65-Year-Old Chooses An Unusual Source Of Support With Wally the Emotional Support Alligator

Dec 06, 2019 by apost team

We might not be so sure about this one, but here it is. There is a man that uses an alligator like a therapy dog for his depression. While we are not so convinced that this is the correct animal for this role, the man claims that Wally does an exceptionally good job in relieving his depression.

The man from Pennsylvania made headlines when he shared his companion and choice for emotional support to be an alligator. Never would anyone imagine that an alligator can be an emotional support animal. Although this alligator is rather smaller than others and a bit cuter. He is also too small to chop off a leg or a hand at this point.

The name of the unusual pet is Wally. The alligator was brought to Joie Henney’s native York County, Pennsylvania in 2015 when he was only 14 months old, as reported here in The Daily Mail. The alligator also has a special home for himself – a 300-gallon pond inside the home of Henney. He also has friends – the other alligators Luna and Scrappy.


According to Henney,  the new addition to his home was what helped him make it through his depression after the loss of three loved ones. He knew that the alligator was supporting him when he was laying on the cot one day. The alligator came up to him and laid his head on Henney’s face.

After this, Henney began taking Wally to walks throughout the town. Henney had to be registered as a service animal, but that was more complex as a procedure.
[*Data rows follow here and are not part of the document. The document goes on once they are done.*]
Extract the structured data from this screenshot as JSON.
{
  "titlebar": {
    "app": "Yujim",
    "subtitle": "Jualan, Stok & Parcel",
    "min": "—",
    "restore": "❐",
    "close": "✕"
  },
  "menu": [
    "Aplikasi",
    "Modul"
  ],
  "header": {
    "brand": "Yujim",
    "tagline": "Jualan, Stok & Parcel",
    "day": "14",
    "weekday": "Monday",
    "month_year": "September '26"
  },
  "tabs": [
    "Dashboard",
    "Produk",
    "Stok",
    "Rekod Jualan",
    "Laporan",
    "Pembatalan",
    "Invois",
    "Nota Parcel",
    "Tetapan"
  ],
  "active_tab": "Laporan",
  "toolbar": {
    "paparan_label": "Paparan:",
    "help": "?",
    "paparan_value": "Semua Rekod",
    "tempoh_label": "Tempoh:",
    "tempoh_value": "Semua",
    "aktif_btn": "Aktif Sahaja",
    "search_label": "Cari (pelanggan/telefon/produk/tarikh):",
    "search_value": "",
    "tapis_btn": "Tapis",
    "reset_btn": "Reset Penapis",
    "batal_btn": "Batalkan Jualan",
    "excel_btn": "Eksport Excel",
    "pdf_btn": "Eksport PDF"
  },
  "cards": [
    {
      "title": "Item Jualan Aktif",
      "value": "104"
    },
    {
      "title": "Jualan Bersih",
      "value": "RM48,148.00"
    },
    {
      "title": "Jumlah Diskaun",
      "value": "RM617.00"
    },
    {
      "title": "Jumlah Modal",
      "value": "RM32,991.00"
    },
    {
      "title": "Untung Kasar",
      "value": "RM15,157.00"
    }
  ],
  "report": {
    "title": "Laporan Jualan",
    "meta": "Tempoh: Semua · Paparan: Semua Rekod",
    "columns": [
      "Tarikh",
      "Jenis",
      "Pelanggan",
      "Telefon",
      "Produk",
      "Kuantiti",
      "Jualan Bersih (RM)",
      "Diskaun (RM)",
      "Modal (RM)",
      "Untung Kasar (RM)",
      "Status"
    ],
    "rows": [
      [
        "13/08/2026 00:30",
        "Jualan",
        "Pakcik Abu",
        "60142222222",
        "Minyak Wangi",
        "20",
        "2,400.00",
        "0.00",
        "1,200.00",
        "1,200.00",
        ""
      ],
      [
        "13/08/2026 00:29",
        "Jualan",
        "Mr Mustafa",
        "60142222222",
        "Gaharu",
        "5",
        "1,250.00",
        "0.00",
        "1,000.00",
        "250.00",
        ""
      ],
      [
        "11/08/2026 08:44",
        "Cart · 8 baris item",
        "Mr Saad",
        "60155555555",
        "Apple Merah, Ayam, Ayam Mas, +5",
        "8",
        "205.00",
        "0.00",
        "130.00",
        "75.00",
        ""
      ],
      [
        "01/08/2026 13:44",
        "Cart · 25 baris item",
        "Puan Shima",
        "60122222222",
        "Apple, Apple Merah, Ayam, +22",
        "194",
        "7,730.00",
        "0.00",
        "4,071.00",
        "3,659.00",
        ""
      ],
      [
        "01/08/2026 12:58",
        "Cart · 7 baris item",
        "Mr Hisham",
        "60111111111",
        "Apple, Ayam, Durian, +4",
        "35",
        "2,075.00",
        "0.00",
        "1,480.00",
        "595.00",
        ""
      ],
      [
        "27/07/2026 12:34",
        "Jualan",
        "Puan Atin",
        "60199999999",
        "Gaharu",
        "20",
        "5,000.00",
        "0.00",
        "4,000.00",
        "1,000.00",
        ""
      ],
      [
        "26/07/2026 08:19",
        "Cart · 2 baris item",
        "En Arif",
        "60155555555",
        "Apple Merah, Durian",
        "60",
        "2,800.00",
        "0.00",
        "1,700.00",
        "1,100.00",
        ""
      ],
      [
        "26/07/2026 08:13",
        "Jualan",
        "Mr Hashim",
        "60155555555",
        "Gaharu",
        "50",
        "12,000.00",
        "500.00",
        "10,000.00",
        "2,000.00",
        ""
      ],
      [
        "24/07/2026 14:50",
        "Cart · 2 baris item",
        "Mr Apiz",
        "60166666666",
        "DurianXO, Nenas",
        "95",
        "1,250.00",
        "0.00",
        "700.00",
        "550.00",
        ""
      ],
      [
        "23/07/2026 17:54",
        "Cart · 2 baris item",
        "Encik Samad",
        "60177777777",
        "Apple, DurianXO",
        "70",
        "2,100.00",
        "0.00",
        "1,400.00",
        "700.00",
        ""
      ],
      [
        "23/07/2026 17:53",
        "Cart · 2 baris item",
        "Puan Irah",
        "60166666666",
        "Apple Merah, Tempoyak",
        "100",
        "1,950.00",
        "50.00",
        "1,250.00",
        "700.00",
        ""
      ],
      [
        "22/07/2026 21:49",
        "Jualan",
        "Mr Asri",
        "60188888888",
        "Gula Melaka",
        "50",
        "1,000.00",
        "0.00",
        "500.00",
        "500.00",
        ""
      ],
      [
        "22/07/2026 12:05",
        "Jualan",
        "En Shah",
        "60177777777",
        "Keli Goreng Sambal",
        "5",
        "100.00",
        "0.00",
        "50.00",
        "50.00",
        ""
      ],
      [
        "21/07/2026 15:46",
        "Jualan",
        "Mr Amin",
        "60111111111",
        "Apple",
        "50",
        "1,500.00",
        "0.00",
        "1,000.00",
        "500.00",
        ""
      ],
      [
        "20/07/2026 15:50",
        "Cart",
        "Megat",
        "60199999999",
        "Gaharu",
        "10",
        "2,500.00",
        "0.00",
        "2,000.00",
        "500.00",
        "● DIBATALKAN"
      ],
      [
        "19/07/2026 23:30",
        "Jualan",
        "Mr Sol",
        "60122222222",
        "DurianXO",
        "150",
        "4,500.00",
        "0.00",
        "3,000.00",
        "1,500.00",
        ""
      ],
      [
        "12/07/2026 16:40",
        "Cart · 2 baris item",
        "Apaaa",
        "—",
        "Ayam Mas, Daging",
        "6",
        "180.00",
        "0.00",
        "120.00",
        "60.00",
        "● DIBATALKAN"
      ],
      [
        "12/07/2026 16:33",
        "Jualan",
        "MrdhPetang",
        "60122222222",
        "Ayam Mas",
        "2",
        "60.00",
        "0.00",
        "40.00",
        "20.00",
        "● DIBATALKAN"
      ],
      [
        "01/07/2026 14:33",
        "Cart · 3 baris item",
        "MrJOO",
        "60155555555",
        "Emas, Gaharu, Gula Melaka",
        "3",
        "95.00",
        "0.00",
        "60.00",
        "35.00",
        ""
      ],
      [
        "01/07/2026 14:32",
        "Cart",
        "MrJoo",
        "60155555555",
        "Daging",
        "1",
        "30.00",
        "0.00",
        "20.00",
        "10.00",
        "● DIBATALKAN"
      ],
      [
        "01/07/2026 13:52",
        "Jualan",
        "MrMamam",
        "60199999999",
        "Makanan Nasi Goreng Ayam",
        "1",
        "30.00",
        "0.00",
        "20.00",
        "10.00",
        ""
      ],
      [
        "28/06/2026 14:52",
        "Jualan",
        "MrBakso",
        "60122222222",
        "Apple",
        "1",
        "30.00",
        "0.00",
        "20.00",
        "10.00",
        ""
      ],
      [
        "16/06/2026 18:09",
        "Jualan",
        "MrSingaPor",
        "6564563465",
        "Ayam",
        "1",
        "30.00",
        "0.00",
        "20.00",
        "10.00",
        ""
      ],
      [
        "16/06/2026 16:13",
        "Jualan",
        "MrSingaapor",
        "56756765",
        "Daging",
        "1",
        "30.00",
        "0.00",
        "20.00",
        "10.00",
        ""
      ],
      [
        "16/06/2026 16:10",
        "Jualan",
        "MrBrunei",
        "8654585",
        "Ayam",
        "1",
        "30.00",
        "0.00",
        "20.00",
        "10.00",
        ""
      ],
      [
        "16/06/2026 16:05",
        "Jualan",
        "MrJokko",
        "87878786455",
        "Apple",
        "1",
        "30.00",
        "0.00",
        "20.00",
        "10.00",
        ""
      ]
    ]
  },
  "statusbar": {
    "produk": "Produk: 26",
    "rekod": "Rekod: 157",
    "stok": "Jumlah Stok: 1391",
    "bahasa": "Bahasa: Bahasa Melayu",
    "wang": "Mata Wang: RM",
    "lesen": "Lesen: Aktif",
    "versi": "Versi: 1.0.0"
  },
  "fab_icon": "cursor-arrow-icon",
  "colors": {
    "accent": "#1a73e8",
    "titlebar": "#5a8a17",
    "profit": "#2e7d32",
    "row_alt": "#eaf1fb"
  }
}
Instead, the alligator was registered as an emotional support animal.

The difference between a service animal and an emotional support animal is that the first one is trained to support physically disabled people with their tasks while an emotional support animal is one that helps one cope with depression, mental disability, and psychiatric problems.

Most owners have their dogs registered as emotional support pets. There are many exceptions to this rule. Some people register their spiders, turkeys, snakes, and even possums as emotional support animals. With this title, these animals are even allowed to travel with their owners through public transportation and even on some plane journeys.

When Wally goes outside, he is walked on a leash. At home, he roams freely and enjoys a snack of raw meat from different animals. At 4-years-old, Wally is 4.5 feet long. He is expected to grow more than double that size. The leash won’t do much for him at that point.

Would you even consider an alligator for a pet? What do you think of alligators as pets?